* _Provided data_
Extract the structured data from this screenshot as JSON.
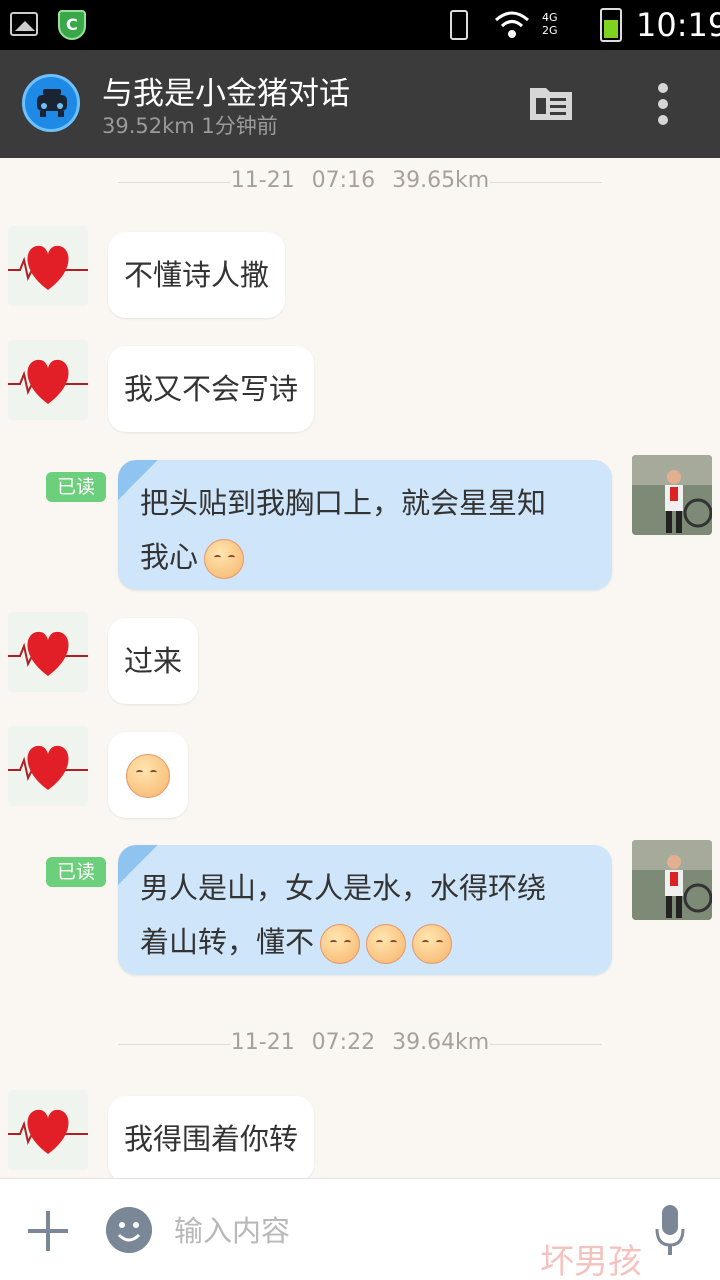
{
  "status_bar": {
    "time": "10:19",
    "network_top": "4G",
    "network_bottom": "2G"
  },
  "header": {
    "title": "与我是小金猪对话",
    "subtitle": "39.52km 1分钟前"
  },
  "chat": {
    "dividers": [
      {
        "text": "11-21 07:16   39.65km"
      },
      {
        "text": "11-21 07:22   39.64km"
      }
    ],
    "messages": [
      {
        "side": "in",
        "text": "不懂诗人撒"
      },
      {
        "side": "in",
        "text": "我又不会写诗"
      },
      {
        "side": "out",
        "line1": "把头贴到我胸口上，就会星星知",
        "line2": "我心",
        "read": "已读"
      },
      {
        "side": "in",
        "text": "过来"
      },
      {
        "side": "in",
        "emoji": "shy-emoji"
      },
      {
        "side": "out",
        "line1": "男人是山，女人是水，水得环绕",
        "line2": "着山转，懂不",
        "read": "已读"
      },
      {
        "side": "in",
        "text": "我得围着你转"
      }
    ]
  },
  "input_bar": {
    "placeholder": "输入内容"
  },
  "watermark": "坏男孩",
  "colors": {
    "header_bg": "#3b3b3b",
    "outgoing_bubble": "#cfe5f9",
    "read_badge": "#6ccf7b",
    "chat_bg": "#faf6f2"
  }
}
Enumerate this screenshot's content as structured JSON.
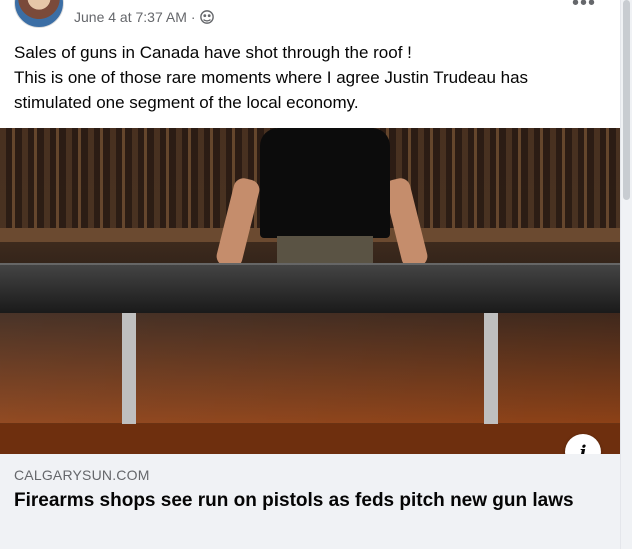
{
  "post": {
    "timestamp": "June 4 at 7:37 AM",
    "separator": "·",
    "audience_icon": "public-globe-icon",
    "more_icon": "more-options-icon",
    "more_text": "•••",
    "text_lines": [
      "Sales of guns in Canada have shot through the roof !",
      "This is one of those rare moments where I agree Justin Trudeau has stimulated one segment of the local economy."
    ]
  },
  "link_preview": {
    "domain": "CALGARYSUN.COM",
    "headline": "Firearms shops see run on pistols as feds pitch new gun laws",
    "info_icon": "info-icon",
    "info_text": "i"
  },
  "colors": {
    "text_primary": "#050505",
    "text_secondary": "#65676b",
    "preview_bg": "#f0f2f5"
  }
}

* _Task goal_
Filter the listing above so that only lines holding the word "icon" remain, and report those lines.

* _Expected answer_
    "audience_icon": "public-globe-icon",
    "more_icon": "more-options-icon",
    "info_icon": "info-icon",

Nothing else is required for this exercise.